Temporary files

Kevin Day thekevinday at gmail.com
Wed Sep 26 18:29:39 PDT 2007


On 9/25/07, Robert Connolly <robert at linuxfromscratch.org> wrote:
> Hello. There's another topic I don't think I've gotten around to properly.
> Each package can have different ways of dealing with temporary files... some
> write to /tmp, some to /var/tmp, some to $HOME/tmp, some to $TMPDIR, some to
> the current directory, and I'm not sure what else.
>
> My desktop has an encrypted /home partition, so I mount /tmp, and /var/tmp, as
> tmpfs to keep my temporary files secure from being left in clear text after a
> power failure. It's annoying me to have to think about how each package deals
> with temporary files... like, where are they written to, and what are they
> named.
>
> Vim creates a .${filename}.swp file in the directory the opened file is
> located if possible, otherwise it creates the .swp file in the current
> directory Vim was executed from if possible, and after that it uses
> $HOME/tmp/ if that directory exists, and after that it uses /var/tmp. I
> assume it will use /tmp after, if /var/tmp doesn't exist. In the case of
> editors, the swap files are not named randomly so that two editors aren't
> writting to the same file at the same time, and so the changes can be
> restored after a power failure. So there are some cases where statically
> named temporary files are better than randomly named temporary files.
>
> HLFS only has one editor, but it would be nice if all editors use the same
> naming convention, like $TMPDIR/${filename}.vim.swp and
> $TMPDIR/${filename}.kwrite.swp, so each editor can warn you that an unsaved
> edited file exists when you open it based on a simple search. This is a bit
> complicated to implement, but as a first step they should each use the same
> directory to store these files.
>
> Putting all temporary files in the same directory is my personal goal, for my
> desktop, but I think it would be practical for everyone too. Whether it's
> Vim, Kwrite, GCC/toolchain build files, etc, so this directory can be secured
> with mode=1777, and so you know where to find them.
>
> This is something a distribution would generally do, but for HLFS I can see
> security considerations in this that are relevent (to me).
>
> I would personally prefer programs to fail if the temporary file directory
> doesn't exist, or can't be written to, and only use one directory for
> everything. But there are two classes of temporary files: files which do not
> need to be restored, and files that do need to be restored. In a way, all
> temporary files should be recoverable, but then this temporary directory will
> become cluttered with unneeded files. The only way to keep it manageable is
> to add the application name, and maybe the date, to the temp file so it can
> be cleaned manually periodically.
>
> Is this a worthwhile goal for HLFS? It's important to me personally because of
> my encrypted /home, but I think it's also relevent to clear text systems.
> Implementing this at build time would probably be a ./configure option,
> like --tmpdir=user ($TMPDIR), --tmpdir=system (/tmp), and --tmpdir=both
> ($TMPDIR first, then /tmp). The alternative is to patch applications to use
> the external Mktemp package/program, which would probably be more acceptable
> to upstream maintainers, and modify the Mktemp package as needed.
>
> Either way, I'd like to hear feedback about this issue. I feel it's an audit
> issue... a bug.
>
> robert
>

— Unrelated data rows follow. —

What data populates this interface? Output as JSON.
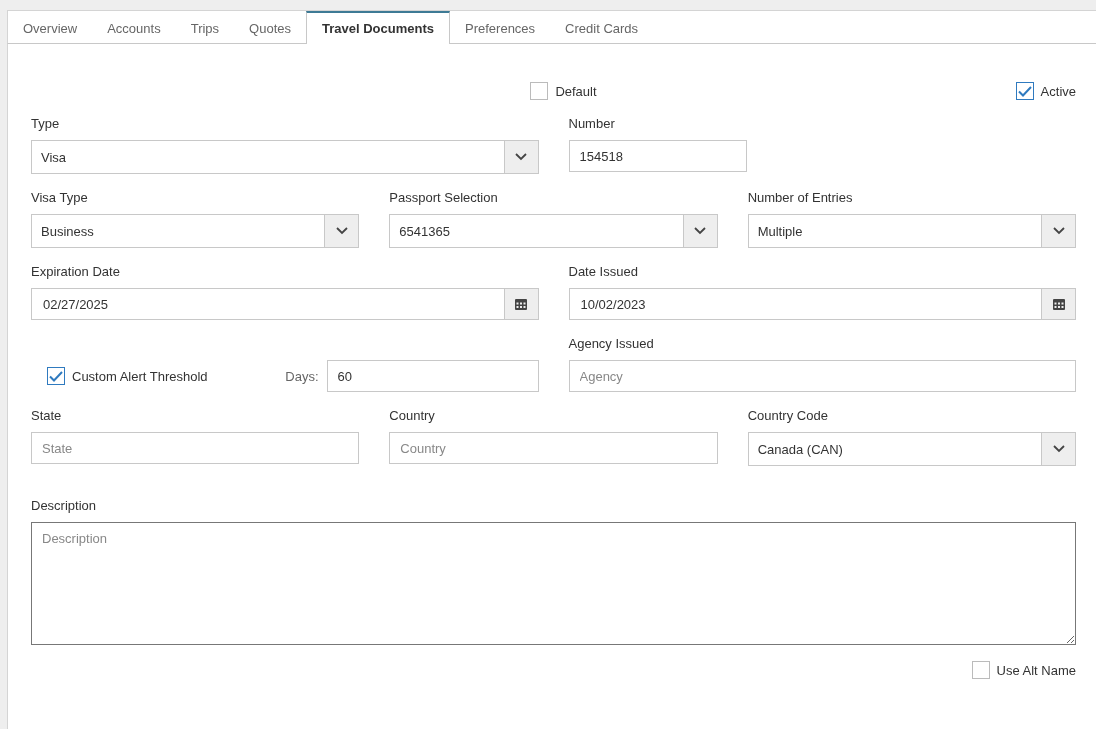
{
  "tabs": [
    {
      "label": "Overview",
      "selected": false
    },
    {
      "label": "Accounts",
      "selected": false
    },
    {
      "label": "Trips",
      "selected": false
    },
    {
      "label": "Quotes",
      "selected": false
    },
    {
      "label": "Travel Documents",
      "selected": true
    },
    {
      "label": "Preferences",
      "selected": false
    },
    {
      "label": "Credit Cards",
      "selected": false
    }
  ],
  "default": {
    "label": "Default",
    "checked": false
  },
  "active": {
    "label": "Active",
    "checked": true
  },
  "type": {
    "label": "Type",
    "kind": "select",
    "value": "Visa"
  },
  "number": {
    "label": "Number",
    "kind": "text",
    "value": "154518"
  },
  "visa_type": {
    "label": "Visa Type",
    "kind": "select",
    "value": "Business"
  },
  "passport_selection": {
    "label": "Passport Selection",
    "kind": "select",
    "value": "6541365"
  },
  "number_of_entries": {
    "label": "Number of Entries",
    "kind": "select",
    "value": "Multiple"
  },
  "expiration_date": {
    "label": "Expiration Date",
    "kind": "date",
    "value": "02/27/2025"
  },
  "date_issued": {
    "label": "Date Issued",
    "kind": "date",
    "value": "10/02/2023"
  },
  "custom_alert_threshold": {
    "label": "Custom Alert Threshold",
    "checked": true
  },
  "days": {
    "label": "Days:",
    "kind": "text",
    "value": "60"
  },
  "agency_issued": {
    "label": "Agency Issued",
    "kind": "text",
    "placeholder": "Agency"
  },
  "state": {
    "label": "State",
    "kind": "text",
    "placeholder": "State"
  },
  "country": {
    "label": "Country",
    "kind": "text",
    "placeholder": "Country"
  },
  "country_code": {
    "label": "Country Code",
    "kind": "select",
    "value": "Canada (CAN)"
  },
  "description": {
    "label": "Description",
    "placeholder": "Description"
  },
  "use_alt_name": {
    "label": "Use Alt Name",
    "checked": false
  }
}
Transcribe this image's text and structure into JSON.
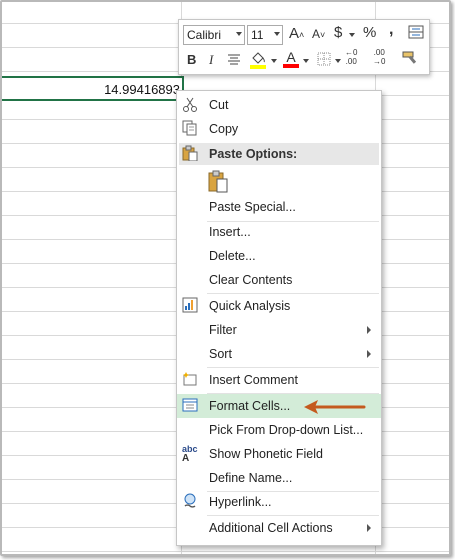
{
  "cell": {
    "value": "14.99416893"
  },
  "toolbar": {
    "font_name": "Calibri",
    "font_size": "11",
    "grow_font": "A",
    "shrink_font": "A",
    "currency": "$",
    "percent": "%",
    "comma": ",",
    "bold": "B",
    "italic": "I",
    "font_color_letter": "A",
    "font_color": "#ff0000",
    "fill_color": "#ffff00",
    "increase_decimal": ".00",
    "decrease_decimal": ".00"
  },
  "menu": {
    "cut": "Cut",
    "copy": "Copy",
    "paste_options": "Paste Options:",
    "paste_special": "Paste Special...",
    "insert": "Insert...",
    "delete": "Delete...",
    "clear_contents": "Clear Contents",
    "quick_analysis": "Quick Analysis",
    "filter": "Filter",
    "sort": "Sort",
    "insert_comment": "Insert Comment",
    "format_cells": "Format Cells...",
    "pick_dropdown": "Pick From Drop-down List...",
    "show_phonetic": "Show Phonetic Field",
    "define_name": "Define Name...",
    "hyperlink": "Hyperlink...",
    "additional_actions": "Additional Cell Actions",
    "phonetic_icon_text": "abc"
  },
  "colors": {
    "highlight": "#d3ecd8",
    "accent": "#217346",
    "arrow": "#c45a1e"
  }
}
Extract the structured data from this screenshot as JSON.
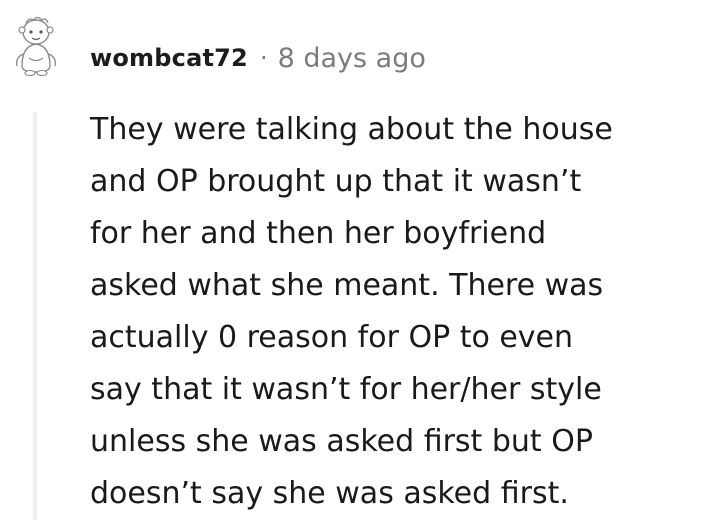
{
  "comment": {
    "username": "wombcat72",
    "separator": "·",
    "timestamp": "8 days ago",
    "avatar_icon": "snoo-avatar-icon",
    "body_lines": [
      "They were talking about the house",
      "and OP brought up that it wasn’t",
      "for her and then her boyfriend",
      "asked what she meant. There was",
      "actually 0 reason for OP to even",
      "say that it wasn’t for her/her style",
      "unless she was asked first but OP",
      "doesn’t say she was asked first."
    ]
  },
  "colors": {
    "text": "#1a1a1b",
    "meta": "#7c7c7c",
    "thread_line": "#edeff1",
    "background": "#ffffff"
  }
}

I have been changing a large number of "standard"/"expected" things on
my system.
My planned approach has been to make /tmp more secure in addition to
whats said above.

I mount /tmp as a tmpfs, then for each
user/service/daemon/server/etc.. there will be a directory in /tmp/
for that user, the /tmp directory will have mode of rwxr-x--x, where
world can only change into the directory, but not read its contents.
Following that a user/service/.. would have their tmp files stores in
a private /tmp/some_name/ under appropriate permissions (rwxr-x---).
Making tmp files completely private.

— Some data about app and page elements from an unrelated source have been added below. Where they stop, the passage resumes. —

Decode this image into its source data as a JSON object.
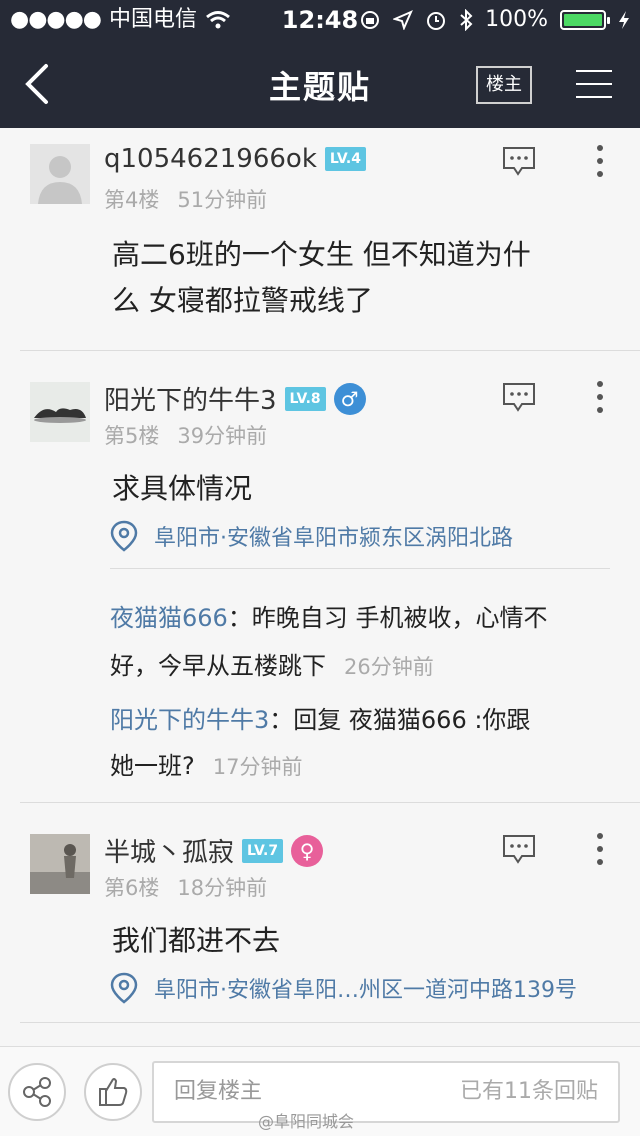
{
  "status_bar": {
    "signal": "●●●●●",
    "carrier": "中国电信",
    "time": "12:48",
    "battery": "100%"
  },
  "nav": {
    "title": "主题贴",
    "op_button": "楼主"
  },
  "posts": [
    {
      "user": "q1054621966ok",
      "level": "LV.4",
      "floor": "第4楼",
      "time": "51分钟前",
      "body_lines": [
        "高二6班的一个女生 但不知道为什",
        "么 女寝都拉警戒线了"
      ]
    },
    {
      "user": "阳光下的牛牛3",
      "level": "LV.8",
      "gender": "♂",
      "floor": "第5楼",
      "time": "39分钟前",
      "body_lines": [
        "求具体情况"
      ],
      "location": "阜阳市·安徽省阜阳市颍东区涡阳北路",
      "subreplies": [
        {
          "who": "夜猫猫666",
          "text_line1": "：昨晚自习 手机被收，心情不",
          "text_line2": "好，今早从五楼跳下",
          "time": "26分钟前"
        },
        {
          "who": "阳光下的牛牛3",
          "text_line1": "：回复 夜猫猫666 :你跟",
          "text_line2": "她一班?",
          "time": "17分钟前"
        }
      ]
    },
    {
      "user": "半城丶孤寂",
      "level": "LV.7",
      "gender": "♀",
      "floor": "第6楼",
      "time": "18分钟前",
      "body_lines": [
        "我们都进不去"
      ],
      "location": "阜阳市·安徽省阜阳…州区一道河中路139号"
    }
  ],
  "bottom_bar": {
    "placeholder": "回复楼主",
    "reply_count": "已有11条回贴"
  },
  "watermark": "@阜阳同城会",
  "colors": {
    "header_bg": "#262a36",
    "level_badge": "#5ec5e2",
    "male": "#3d8fd6",
    "female": "#e8609a",
    "link_blue": "#4f7aa6",
    "battery_green": "#4cd964"
  }
}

For a medium->heavy load server, the tmpfs is a bad idea due to space
limitations, even if its Gigabytes of memory.  The approach here would
be to have a separate partition that is mounted only at /tmp/ with as
much space as needed.  Even for small, non-embedded, servers, a
Gigabyte or two of a separate partition would be a good idea to
offload the use of valuable memory as tmp files.

However, for a personal system, the tmpfs method has worked great for
me for quite some time.

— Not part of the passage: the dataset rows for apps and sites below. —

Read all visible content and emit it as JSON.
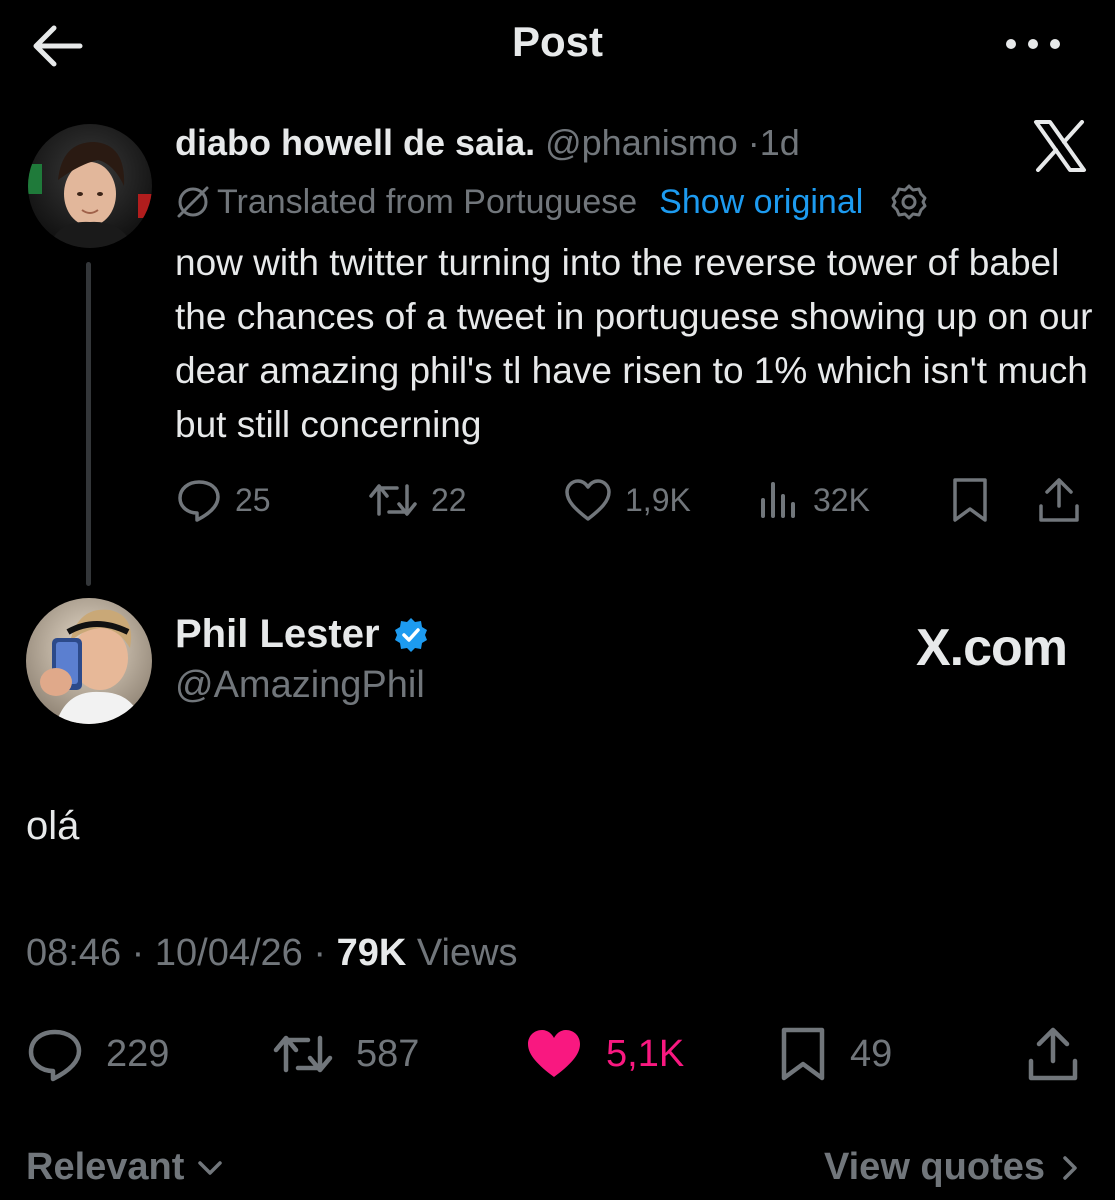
{
  "header": {
    "title": "Post"
  },
  "quoted_post": {
    "author_name": "diabo howell de saia.",
    "author_handle": "@phanismo",
    "separator": "·",
    "time": "1d",
    "translated_label": "Translated from Portuguese",
    "show_original_label": "Show original",
    "text": "now with twitter turning into the reverse tower of babel the chances of a tweet in portuguese showing up on our dear amazing phil's tl have risen to 1% which isn't much but still concerning",
    "replies": "25",
    "reposts": "22",
    "likes": "1,9K",
    "views": "32K"
  },
  "main_post": {
    "author_name": "Phil Lester",
    "author_handle": "@AmazingPhil",
    "brand_text": "X.com",
    "text": "olá",
    "time": "08:46",
    "date": "10/04/26",
    "views_count": "79K",
    "views_label": "Views",
    "replies": "229",
    "reposts": "587",
    "likes": "5,1K",
    "bookmarks": "49"
  },
  "footer": {
    "sort_label": "Relevant",
    "view_quotes_label": "View quotes"
  },
  "colors": {
    "background": "#000000",
    "text": "#e7e9ea",
    "muted": "#71767b",
    "link": "#1d9bf0",
    "like": "#f91880",
    "verified": "#1d9bf0"
  },
  "icons": [
    "back-arrow-icon",
    "more-icon",
    "x-logo-icon",
    "translate-icon",
    "gear-icon",
    "reply-icon",
    "repost-icon",
    "like-icon",
    "views-icon",
    "bookmark-icon",
    "share-icon",
    "verified-badge-icon",
    "chevron-down-icon",
    "chevron-right-icon"
  ]
}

If/when I get around to path-hacking large quantities of projects, I
will submit patches so they may be used for the purposes described
above.  Just don't expect me to get around to starting this in the
next month or two.

-- 
Kevin Day



More information about the hlfs-dev mailing list